## PROBLEM REQUIREMENTS
Please report each line of the data below that contains "username".

## MATERIAL PROVIDED
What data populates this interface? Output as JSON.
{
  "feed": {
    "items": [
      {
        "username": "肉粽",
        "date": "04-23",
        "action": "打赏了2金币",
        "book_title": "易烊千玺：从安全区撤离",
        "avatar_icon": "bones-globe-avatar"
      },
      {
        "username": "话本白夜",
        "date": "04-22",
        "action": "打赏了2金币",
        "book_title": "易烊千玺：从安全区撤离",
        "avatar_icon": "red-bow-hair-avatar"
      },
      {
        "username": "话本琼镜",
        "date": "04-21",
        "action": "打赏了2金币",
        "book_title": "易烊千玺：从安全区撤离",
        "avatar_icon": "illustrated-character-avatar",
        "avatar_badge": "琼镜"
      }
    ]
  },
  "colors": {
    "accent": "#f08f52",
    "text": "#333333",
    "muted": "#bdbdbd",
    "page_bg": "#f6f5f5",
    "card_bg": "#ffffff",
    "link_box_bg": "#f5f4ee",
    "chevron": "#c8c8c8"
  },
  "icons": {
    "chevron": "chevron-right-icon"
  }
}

## PROBLEM SOLUTION
        "username": "肉粽",
        "username": "话本白夜",
        "username": "话本琼镜",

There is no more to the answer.